Member
2016-05-01 4:06 am
Japan
A minor point: all widebanders produce the majority of their BW through resonance of the cone etc. For a given driver type, size & motor power a low moving mass does imply higher efficiency. It may sacrifice some response linearity as it will probably possess less self-damping, so you're back to the 'name your poison' in terms of what you want / are trying to do. The 83 is fairly well balanced in this regard, notwitstanding an issue at about 2.2KHz which most listeners seem to feel is benign. Where it falls short in some regards is its high F0. Couple that to Fostex's standard short-throw motor design, and it's not a driver that thanks you for actively EQing the LF end, unless used in large numbers of course.

Re the baffle, if I'm reading the intention correctly, it's to minimise the baffle area to the extent that it's essentially the same size as the driver itself, which can produce interesting results, providing you address any potential issues with early reflectons coming back through the cone.


I'm sorry for late reply.

That's right. I'll consider that deeply.

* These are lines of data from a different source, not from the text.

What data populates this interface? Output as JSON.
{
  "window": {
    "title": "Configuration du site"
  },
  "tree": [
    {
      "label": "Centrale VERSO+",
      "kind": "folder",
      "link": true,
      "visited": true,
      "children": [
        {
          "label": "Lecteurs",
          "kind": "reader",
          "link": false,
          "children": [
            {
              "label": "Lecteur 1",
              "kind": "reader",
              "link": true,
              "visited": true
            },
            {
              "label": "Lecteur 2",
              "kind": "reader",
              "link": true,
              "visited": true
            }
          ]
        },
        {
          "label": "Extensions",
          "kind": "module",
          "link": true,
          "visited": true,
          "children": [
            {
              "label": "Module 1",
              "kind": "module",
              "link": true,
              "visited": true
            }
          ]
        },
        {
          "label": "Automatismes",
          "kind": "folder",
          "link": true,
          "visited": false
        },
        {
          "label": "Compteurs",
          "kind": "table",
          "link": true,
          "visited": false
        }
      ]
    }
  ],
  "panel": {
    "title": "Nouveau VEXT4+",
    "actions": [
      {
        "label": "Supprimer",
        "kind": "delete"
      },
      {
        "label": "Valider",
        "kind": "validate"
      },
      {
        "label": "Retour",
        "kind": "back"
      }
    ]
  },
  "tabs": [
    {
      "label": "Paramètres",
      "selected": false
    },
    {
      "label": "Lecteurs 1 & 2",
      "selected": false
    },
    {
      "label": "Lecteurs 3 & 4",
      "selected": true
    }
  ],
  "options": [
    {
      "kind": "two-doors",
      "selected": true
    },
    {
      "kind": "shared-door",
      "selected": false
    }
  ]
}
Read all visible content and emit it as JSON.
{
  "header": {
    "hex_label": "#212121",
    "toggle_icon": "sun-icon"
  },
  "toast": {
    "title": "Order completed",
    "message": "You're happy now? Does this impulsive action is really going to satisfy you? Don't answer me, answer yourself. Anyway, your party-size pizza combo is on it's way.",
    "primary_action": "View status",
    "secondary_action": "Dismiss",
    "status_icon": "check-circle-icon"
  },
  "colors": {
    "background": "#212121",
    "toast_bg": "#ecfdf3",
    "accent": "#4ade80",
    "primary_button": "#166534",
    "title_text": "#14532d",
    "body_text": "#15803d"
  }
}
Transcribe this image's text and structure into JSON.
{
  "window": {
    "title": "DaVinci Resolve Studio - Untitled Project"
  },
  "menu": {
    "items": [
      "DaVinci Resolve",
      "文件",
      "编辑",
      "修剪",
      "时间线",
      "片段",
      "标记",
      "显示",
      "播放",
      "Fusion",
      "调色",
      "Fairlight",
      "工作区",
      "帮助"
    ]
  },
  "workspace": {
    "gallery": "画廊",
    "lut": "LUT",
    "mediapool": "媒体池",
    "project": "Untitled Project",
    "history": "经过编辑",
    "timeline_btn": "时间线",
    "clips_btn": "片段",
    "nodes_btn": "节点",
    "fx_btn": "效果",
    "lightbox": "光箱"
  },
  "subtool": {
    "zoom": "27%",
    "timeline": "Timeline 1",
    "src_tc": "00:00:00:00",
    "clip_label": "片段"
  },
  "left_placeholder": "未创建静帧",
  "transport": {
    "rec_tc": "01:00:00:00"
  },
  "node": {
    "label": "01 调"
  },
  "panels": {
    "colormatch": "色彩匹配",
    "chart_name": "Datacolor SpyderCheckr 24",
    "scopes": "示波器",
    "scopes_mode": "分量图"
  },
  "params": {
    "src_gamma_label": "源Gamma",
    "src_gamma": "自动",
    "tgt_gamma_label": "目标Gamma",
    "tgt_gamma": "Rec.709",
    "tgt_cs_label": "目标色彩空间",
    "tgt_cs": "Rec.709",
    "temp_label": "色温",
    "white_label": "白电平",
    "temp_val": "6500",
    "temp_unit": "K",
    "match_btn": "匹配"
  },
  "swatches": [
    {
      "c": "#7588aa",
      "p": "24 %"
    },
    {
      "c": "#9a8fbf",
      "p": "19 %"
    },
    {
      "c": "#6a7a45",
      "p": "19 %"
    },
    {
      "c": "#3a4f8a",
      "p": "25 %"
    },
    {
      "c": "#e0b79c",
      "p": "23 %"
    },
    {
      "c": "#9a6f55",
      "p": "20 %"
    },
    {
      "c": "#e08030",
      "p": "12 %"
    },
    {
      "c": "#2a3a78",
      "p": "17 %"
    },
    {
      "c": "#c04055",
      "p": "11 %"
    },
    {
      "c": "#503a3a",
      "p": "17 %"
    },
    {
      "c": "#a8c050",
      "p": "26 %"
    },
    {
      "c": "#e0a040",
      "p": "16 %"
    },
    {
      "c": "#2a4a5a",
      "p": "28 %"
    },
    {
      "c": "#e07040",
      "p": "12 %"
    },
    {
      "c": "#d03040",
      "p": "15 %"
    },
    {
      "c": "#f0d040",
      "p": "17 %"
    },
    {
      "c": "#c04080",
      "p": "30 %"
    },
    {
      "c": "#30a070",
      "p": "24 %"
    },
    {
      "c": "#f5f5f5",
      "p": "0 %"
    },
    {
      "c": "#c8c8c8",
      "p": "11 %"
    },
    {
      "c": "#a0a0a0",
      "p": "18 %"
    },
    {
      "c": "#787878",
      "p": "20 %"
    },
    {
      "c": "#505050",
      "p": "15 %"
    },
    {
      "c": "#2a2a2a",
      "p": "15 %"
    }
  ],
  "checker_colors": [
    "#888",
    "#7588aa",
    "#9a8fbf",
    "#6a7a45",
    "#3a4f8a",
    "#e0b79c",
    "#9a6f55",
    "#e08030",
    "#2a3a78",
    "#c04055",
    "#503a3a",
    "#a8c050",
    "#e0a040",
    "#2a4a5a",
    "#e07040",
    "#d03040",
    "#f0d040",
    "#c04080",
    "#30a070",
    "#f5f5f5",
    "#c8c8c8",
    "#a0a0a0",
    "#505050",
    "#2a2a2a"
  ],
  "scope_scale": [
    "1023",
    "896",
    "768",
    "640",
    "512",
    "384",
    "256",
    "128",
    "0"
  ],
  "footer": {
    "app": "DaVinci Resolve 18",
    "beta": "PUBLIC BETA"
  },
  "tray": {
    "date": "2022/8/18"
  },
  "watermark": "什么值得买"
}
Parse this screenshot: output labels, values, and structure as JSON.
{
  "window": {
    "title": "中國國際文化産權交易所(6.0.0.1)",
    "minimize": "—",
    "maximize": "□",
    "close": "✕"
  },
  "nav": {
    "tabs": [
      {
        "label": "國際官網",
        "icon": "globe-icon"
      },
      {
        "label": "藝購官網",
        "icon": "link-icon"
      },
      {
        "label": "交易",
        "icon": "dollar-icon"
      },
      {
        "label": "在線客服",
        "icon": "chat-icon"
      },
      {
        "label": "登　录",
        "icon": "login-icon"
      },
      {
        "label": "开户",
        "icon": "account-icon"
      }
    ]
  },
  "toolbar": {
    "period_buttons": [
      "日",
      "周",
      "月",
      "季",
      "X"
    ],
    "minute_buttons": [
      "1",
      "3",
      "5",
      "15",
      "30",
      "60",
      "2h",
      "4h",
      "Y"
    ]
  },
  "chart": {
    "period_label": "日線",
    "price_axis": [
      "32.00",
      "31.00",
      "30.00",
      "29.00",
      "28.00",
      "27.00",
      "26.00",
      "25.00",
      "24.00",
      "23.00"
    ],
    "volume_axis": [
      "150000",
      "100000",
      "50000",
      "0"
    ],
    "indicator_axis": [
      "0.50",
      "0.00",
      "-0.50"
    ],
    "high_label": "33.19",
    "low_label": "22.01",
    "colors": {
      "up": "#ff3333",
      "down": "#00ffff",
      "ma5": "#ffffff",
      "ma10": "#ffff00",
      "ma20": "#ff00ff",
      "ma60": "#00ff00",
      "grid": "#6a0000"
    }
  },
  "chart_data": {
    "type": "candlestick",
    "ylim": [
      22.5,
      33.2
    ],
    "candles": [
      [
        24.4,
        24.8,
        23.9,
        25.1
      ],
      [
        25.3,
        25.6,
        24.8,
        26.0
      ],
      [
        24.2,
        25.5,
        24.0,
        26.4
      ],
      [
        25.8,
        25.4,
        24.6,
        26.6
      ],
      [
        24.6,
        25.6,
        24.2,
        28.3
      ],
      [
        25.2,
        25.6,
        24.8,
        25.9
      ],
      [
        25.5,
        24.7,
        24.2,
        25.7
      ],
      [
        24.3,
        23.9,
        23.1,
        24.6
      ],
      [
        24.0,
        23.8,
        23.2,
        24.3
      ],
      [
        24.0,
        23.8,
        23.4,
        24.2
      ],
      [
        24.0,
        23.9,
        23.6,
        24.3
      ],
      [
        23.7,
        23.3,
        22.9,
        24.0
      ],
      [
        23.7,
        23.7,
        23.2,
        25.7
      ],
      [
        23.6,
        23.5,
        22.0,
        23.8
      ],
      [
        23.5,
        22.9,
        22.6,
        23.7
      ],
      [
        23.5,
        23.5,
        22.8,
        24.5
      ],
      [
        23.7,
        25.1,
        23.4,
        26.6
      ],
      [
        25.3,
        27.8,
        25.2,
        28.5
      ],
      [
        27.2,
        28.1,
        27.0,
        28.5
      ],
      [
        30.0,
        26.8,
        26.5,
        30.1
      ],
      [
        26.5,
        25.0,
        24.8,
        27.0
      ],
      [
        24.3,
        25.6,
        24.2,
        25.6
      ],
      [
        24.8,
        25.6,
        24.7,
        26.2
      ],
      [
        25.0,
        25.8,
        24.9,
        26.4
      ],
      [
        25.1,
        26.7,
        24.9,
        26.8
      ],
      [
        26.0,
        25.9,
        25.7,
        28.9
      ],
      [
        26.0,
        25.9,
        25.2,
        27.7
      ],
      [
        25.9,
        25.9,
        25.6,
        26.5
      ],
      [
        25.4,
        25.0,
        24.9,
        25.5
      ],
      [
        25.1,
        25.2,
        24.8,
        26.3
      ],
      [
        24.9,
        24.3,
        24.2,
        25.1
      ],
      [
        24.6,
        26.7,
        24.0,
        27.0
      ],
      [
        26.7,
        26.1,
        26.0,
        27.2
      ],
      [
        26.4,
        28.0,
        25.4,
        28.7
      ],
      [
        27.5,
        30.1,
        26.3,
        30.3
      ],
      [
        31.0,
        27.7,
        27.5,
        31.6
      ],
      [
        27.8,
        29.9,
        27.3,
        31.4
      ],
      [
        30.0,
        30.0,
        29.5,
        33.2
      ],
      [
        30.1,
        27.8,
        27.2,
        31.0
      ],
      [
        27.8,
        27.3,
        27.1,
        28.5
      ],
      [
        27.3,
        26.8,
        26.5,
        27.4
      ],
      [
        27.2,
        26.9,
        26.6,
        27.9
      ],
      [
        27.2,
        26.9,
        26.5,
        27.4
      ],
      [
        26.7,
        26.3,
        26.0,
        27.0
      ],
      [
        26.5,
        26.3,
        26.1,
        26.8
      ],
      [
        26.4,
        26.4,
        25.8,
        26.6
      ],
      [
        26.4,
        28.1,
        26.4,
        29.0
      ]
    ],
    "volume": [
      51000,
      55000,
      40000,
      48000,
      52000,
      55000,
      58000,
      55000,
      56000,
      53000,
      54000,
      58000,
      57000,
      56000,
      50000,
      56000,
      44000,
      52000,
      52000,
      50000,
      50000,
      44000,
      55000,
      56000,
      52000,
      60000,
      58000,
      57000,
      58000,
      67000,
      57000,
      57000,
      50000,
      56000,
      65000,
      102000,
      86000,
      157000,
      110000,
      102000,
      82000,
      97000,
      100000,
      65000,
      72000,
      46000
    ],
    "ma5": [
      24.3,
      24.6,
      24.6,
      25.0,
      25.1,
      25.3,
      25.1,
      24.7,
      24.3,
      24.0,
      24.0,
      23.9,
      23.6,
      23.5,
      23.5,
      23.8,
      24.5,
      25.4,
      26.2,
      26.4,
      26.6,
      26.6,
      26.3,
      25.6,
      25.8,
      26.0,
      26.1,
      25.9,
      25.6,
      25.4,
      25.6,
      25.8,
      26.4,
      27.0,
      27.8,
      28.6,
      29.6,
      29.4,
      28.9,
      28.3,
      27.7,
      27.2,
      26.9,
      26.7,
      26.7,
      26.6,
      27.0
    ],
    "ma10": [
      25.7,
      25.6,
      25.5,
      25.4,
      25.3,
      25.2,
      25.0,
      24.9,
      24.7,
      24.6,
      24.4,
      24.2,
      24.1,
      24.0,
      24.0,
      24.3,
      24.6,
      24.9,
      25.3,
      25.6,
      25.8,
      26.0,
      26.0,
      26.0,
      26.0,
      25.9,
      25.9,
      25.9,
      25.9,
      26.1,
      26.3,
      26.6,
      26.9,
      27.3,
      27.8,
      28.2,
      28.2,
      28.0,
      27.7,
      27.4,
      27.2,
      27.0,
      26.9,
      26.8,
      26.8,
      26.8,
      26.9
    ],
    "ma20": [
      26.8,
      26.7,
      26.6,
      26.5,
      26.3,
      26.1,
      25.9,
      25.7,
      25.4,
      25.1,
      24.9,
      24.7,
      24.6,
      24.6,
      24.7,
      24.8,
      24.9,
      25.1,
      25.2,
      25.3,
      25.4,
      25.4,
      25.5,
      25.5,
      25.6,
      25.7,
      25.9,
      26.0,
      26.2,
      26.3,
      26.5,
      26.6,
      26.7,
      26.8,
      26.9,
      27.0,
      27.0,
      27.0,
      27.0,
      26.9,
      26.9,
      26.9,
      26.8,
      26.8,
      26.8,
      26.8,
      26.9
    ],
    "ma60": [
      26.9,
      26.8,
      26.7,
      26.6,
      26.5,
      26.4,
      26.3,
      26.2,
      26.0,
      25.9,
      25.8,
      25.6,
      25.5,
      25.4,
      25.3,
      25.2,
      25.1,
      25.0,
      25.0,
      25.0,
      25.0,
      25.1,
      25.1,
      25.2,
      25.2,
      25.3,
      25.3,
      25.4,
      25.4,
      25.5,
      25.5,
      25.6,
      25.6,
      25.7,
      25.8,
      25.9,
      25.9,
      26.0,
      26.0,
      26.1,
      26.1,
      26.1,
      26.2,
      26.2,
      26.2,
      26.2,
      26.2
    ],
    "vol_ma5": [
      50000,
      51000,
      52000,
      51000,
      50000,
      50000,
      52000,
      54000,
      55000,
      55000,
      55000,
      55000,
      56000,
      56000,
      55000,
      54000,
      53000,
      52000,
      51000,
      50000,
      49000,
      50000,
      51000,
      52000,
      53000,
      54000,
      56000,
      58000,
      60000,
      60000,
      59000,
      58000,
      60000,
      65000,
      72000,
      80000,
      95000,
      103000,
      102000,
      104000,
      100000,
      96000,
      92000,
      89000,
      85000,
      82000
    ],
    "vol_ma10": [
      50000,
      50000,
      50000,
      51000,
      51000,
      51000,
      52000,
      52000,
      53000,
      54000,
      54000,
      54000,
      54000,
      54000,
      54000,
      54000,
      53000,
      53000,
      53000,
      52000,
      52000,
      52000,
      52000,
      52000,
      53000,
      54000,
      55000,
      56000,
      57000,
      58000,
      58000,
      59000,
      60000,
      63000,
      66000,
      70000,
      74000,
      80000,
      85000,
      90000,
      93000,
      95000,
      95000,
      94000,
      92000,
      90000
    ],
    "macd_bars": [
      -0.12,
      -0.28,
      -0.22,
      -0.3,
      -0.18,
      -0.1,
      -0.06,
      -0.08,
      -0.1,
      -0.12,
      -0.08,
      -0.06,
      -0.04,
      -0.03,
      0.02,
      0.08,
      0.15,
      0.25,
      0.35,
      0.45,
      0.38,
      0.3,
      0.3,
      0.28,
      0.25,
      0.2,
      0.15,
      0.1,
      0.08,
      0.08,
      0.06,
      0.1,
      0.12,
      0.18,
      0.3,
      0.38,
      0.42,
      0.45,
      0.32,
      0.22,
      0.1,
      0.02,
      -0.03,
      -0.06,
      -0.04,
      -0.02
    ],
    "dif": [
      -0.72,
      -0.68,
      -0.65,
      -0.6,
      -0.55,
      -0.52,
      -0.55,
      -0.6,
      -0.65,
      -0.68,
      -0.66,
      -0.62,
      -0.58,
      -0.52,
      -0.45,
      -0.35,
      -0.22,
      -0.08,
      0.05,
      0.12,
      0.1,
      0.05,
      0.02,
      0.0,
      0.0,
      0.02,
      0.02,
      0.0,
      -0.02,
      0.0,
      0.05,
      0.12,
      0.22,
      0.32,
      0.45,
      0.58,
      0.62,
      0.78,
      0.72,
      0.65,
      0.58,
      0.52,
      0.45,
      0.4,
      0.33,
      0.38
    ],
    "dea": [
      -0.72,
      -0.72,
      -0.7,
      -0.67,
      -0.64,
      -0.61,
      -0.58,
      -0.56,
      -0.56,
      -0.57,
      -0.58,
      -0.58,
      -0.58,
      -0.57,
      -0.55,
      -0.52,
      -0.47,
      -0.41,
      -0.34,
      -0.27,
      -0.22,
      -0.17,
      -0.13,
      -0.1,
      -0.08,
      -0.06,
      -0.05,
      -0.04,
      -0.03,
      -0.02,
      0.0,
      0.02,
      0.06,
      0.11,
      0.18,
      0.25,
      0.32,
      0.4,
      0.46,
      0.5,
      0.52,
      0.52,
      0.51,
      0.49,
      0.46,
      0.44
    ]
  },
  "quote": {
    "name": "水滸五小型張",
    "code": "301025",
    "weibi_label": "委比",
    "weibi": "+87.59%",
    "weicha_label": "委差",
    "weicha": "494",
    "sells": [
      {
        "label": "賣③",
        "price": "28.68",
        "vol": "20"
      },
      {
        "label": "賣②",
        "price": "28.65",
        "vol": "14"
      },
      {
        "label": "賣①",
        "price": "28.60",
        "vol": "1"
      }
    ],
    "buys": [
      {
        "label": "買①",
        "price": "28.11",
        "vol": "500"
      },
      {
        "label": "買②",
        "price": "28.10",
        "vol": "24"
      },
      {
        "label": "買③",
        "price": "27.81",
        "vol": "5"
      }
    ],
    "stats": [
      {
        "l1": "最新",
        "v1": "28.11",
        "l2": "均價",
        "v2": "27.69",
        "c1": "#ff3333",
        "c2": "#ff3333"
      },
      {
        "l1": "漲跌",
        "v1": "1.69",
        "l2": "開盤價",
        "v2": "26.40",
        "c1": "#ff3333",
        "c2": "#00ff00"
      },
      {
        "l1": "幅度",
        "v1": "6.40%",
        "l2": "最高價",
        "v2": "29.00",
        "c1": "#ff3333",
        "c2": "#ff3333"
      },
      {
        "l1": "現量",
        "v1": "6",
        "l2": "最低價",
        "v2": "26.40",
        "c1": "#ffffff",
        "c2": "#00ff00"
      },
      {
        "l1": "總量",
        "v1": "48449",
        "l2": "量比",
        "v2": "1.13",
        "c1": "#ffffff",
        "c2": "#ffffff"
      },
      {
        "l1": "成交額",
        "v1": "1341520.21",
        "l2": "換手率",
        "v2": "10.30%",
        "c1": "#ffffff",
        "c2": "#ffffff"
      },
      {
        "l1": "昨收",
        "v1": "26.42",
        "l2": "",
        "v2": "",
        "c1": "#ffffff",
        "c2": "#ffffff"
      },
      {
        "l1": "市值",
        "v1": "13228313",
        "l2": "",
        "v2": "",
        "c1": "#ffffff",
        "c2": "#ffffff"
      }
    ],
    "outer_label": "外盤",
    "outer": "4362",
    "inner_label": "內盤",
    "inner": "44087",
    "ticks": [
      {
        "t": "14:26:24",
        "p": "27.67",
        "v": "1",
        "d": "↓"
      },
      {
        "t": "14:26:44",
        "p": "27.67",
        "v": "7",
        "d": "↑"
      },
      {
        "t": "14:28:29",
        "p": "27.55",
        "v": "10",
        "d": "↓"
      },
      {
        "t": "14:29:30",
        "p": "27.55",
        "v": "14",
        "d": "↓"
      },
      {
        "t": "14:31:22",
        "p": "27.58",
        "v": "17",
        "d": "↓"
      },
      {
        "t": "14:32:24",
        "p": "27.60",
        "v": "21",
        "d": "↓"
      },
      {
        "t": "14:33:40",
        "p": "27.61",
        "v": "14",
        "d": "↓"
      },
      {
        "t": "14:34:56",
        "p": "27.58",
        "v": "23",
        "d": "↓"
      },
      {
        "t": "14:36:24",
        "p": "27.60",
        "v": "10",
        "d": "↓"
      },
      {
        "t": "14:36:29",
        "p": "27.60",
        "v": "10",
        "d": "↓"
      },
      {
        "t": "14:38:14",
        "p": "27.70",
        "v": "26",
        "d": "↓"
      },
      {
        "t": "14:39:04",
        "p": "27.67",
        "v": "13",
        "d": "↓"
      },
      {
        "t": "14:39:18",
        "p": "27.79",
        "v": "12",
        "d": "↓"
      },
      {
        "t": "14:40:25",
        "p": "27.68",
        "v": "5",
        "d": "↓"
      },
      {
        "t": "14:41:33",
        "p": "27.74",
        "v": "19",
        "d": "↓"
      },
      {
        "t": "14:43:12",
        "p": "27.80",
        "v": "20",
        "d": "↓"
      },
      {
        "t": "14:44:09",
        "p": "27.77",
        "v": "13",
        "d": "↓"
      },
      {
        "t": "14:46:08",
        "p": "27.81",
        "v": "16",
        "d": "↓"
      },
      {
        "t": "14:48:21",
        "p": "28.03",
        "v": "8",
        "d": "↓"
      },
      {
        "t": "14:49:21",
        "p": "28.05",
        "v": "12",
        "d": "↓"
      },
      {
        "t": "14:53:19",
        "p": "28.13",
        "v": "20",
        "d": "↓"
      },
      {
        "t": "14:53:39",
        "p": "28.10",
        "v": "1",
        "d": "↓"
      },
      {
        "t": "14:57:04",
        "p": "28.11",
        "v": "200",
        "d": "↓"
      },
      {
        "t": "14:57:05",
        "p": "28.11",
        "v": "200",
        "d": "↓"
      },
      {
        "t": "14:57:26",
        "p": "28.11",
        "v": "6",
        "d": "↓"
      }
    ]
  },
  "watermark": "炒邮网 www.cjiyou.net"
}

Sorry I don't know whether I'm understand you correctly, but I think you said "if I'm reading the intention correctly, it's to minimise the baffle area to the extent that it's essentially the same size as the driver itself, which can produce interesting results. And if I'm reading the intention correctly, you address any potential issues with early reflectons coming back through the cone."
In my understanding, your understanding is correct, but I don't get what 'interesting results' indicates. Can you please build on that?